Stored data
━━━━━━━━

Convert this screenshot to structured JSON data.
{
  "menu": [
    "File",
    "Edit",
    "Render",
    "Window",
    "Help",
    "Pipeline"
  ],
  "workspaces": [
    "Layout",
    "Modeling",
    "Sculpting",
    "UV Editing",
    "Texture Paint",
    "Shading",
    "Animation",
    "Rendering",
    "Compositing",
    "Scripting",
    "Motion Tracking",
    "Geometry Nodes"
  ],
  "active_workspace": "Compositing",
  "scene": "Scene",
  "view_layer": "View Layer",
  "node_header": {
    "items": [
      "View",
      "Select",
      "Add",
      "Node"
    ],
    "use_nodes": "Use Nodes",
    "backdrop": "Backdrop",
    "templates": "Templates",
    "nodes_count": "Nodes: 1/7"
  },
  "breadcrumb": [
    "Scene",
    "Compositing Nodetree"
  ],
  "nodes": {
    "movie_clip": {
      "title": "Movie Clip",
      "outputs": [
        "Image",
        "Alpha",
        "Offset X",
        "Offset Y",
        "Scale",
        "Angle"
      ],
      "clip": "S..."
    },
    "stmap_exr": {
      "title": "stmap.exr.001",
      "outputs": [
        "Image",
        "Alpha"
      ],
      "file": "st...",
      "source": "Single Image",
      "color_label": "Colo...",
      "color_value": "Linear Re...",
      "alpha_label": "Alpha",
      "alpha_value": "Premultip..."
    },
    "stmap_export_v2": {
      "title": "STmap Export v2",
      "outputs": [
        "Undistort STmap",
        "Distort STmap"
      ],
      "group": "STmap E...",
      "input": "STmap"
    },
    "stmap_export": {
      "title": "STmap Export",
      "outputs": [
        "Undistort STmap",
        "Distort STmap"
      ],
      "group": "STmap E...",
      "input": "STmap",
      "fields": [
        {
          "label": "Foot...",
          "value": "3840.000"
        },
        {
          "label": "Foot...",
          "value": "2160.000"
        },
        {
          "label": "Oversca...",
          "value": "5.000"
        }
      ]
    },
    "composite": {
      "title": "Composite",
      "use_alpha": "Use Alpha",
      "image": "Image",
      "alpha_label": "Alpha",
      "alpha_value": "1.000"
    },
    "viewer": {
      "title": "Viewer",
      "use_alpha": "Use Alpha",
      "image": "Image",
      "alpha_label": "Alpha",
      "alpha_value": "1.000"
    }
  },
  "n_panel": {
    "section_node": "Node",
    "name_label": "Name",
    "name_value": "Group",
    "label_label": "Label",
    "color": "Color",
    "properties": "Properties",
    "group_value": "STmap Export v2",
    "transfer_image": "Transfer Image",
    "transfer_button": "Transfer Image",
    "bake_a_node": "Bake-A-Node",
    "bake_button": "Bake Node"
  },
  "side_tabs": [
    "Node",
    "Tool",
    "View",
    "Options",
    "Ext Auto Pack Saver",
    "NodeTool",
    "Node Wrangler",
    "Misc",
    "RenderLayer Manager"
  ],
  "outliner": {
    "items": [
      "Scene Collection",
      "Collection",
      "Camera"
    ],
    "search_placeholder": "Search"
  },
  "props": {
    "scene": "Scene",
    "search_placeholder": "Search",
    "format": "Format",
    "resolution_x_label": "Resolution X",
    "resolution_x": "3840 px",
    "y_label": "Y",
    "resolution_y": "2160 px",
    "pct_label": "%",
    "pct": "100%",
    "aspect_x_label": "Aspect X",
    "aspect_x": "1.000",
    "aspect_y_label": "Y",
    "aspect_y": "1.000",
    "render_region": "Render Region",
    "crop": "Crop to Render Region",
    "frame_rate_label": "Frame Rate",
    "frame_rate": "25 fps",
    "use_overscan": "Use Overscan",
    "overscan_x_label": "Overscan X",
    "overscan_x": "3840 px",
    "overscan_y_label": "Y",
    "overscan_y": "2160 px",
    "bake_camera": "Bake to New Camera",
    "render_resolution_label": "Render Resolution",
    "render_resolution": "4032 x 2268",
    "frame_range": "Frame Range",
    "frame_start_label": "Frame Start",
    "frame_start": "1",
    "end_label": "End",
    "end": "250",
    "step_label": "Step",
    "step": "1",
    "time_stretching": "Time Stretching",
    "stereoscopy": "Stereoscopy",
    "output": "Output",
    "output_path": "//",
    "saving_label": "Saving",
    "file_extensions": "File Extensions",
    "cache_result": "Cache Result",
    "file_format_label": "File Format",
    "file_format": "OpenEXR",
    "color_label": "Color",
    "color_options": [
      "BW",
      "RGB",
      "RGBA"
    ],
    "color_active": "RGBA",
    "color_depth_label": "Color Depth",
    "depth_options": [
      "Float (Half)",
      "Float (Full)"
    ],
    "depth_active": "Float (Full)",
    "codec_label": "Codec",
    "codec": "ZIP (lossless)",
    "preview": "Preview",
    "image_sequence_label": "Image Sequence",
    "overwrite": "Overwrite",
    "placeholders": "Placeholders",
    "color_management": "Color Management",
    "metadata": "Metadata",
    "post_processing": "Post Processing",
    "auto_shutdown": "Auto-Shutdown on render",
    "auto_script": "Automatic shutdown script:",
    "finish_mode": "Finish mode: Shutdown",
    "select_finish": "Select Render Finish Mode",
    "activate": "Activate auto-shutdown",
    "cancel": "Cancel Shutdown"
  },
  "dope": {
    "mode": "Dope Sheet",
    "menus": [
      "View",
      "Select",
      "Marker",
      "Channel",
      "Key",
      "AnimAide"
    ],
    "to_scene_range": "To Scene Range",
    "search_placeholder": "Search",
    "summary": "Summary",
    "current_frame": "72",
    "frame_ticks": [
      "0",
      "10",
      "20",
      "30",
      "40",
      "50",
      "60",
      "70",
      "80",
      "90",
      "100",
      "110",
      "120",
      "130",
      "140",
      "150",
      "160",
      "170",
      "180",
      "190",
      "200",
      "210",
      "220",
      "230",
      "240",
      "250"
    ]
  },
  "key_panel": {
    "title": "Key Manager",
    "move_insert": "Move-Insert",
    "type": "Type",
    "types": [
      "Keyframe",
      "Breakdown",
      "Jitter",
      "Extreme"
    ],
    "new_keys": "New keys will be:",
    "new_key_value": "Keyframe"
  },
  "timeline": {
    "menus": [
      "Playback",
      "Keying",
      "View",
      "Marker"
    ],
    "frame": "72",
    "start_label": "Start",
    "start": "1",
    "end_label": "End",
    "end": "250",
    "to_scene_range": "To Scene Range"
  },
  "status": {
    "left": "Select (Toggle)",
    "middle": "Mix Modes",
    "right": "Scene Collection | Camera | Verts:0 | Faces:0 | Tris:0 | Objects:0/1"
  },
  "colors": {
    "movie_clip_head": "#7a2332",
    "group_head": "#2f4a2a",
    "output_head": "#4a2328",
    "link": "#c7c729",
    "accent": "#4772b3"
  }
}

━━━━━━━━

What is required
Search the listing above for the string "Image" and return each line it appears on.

Finished exercise
        "Image",
        "Image",
      "source": "Single Image",
      "image": "Image",
      "image": "Image",
    "transfer_image": "Transfer Image",
    "transfer_button": "Transfer Image",
    "image_sequence_label": "Image Sequence",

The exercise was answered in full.